Start of EXERCISE MATERIAL

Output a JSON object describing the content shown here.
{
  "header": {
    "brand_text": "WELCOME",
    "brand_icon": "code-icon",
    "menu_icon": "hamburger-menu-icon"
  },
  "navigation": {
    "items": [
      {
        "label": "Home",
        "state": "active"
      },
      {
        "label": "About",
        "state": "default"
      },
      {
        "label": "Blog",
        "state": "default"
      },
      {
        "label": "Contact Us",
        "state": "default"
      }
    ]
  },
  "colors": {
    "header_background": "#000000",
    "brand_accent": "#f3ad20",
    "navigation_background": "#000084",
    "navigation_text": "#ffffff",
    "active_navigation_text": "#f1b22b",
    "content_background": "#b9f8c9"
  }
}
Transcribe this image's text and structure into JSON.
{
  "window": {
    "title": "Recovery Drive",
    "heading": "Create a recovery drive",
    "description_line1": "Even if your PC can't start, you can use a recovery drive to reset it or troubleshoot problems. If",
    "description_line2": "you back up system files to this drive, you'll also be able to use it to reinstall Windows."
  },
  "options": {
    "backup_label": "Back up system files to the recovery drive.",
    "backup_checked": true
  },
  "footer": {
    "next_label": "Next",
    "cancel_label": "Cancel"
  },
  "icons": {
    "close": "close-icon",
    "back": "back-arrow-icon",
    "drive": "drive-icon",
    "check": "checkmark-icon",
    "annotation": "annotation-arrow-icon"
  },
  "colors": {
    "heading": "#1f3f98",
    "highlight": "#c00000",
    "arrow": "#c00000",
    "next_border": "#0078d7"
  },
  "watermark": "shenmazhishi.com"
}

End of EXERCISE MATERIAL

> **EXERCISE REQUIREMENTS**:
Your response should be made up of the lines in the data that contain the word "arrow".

> **REPLY TO THE TASK**:
    "back": "back-arrow-icon",
    "annotation": "annotation-arrow-icon"
    "arrow": "#c00000",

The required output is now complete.